‘Tis the season for pumpkin spice and mint everything. The leaves are beginning to fall and colder weather, and some snow is on its way. Saying goodbye to the summer heat can be a blessing, but welcoming the cold is often met with trepidation. Do you clip your horse for the winter or let them turn into a fluffy monster? Are you stuck up north or are you part of the volatile southern climates, where 30-degree temperature changes in a day are normal?
No matter where you’re located, winter can be a difficult time for providing the proper care for your horse, especially when it comes to blanketing. Ever wonder if Katy Perry’s Hot ‘N’ Cold song was about horse blankets rather than romance, because I certainly do.
Choosing the proper weight of a blanket for your horse can be challenging, as there’s many factors that come into play: such as clipped vs non-clipped, age, breed, inside a barn or outside, diet, etc. Every horse is unique, and ultimately it is up to you to learn and decide what works best for them.
First off, you want to make sure your blanket fits your horse correctly. To measure your horse, start at the center of their chest and go around the side of the body to where the tail begins. We recommend using a piece of rope or twine to make sure the measure contours around their body. Then use a tape measure to accurately record their size. If you’re still unsure, here’s a helpful video.
Now, onto the tricky part, understanding which temperature warrants which weight of blanket. There are many factors that play into which weight blanket you should put on your horse. Additionally, as the temperature changes throughout the day, you may be faced with the decision of either having to change blankets throughout the day, or having your horse be a touch warm or cold. As each horse handles temperatures differently, we recommend talking to your vet or barn manager about what to do if multiple blanket changes throughout the day aren’t possible during temperature swings. As a general rule of thumb, this chart represents how you would blanket a horse that comes in at night and is either clipped or non-clipped.
It’s important to remember that every horse is different, you may find that your horse is the exception to the rule, and needs more or less warmth based on their individual needs and circumstances. Feeling behind your horse’s ear can give you an idea on how your horse’s temperature is. If the area is cold and damp, you likely should be using a heavier blanket.
Unfortunately, keeping your horse warm during the cold is only half the battle, as temperatures often fluctuate and your horses’ needs can change throughout the day. Some companies, like Kensington Protective Products, anticipated this problem and created blankets meant to combat that difficulty.
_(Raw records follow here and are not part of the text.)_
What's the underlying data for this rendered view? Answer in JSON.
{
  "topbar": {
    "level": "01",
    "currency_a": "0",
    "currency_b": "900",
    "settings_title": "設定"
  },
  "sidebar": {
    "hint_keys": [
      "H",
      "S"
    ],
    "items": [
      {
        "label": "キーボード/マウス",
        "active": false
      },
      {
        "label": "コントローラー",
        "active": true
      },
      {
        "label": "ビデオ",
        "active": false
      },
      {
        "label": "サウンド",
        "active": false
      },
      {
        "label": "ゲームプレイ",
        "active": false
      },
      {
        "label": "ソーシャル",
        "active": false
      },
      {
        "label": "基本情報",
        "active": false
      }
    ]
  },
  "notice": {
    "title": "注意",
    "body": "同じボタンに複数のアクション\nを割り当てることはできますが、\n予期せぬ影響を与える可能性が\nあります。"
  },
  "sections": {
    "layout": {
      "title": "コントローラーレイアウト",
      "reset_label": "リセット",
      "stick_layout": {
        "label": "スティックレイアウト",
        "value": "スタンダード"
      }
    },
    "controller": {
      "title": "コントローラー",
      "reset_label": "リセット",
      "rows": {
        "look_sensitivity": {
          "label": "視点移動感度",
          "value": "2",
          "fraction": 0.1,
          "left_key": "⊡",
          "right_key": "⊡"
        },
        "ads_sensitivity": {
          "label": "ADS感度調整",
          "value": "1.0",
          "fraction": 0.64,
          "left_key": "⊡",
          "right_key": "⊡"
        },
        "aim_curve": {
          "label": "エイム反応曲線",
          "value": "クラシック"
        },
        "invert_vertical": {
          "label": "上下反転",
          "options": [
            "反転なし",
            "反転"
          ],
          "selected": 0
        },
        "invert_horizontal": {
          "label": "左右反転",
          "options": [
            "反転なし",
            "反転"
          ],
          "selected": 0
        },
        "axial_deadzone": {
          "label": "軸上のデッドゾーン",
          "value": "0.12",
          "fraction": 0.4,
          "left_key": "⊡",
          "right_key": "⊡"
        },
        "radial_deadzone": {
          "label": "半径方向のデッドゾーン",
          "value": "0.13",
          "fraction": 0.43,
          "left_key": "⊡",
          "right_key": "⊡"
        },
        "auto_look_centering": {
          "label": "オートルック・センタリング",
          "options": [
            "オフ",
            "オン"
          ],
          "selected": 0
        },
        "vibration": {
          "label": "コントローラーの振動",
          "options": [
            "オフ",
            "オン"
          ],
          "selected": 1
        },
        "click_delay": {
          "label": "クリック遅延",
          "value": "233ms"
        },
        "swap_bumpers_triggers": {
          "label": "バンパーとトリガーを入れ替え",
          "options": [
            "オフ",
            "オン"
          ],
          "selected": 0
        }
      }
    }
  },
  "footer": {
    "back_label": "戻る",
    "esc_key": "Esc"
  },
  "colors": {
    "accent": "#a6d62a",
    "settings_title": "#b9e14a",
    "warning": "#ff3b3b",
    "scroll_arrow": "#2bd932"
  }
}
The blankets from Kensington Protective Products are made to be highly breathable while still being durable, with an insulated Hollow Fill that allows for a loftier fit and for the air to travel between the insulation easier, and a moisture wicking liner to pull any moisture away from the horse as soon as there is a build up.
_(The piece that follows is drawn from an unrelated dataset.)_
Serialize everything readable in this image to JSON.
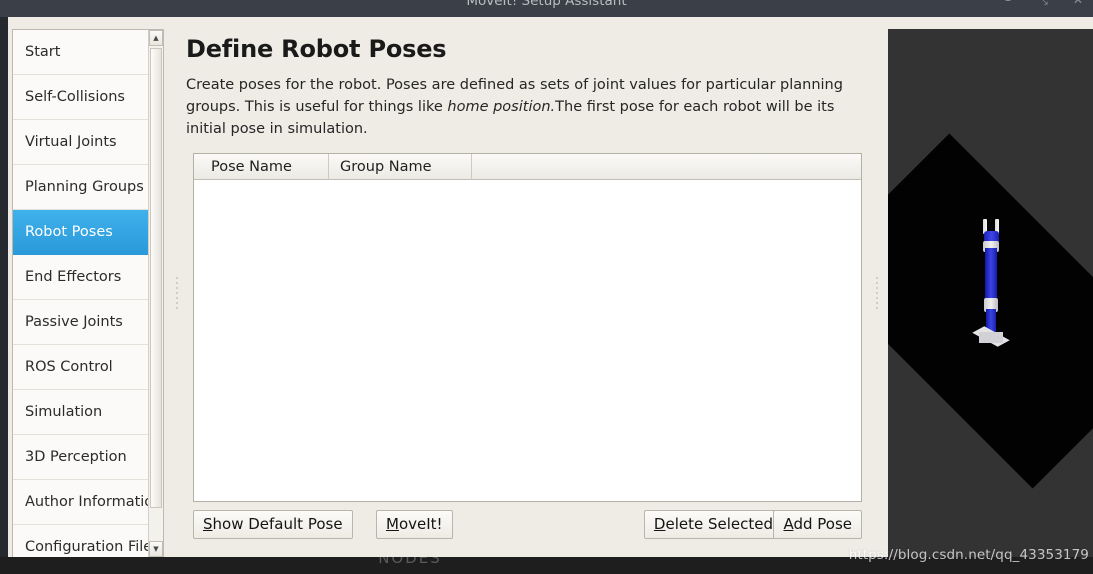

What are your favorite tips for keeping your horse warm and comfortable in the winter?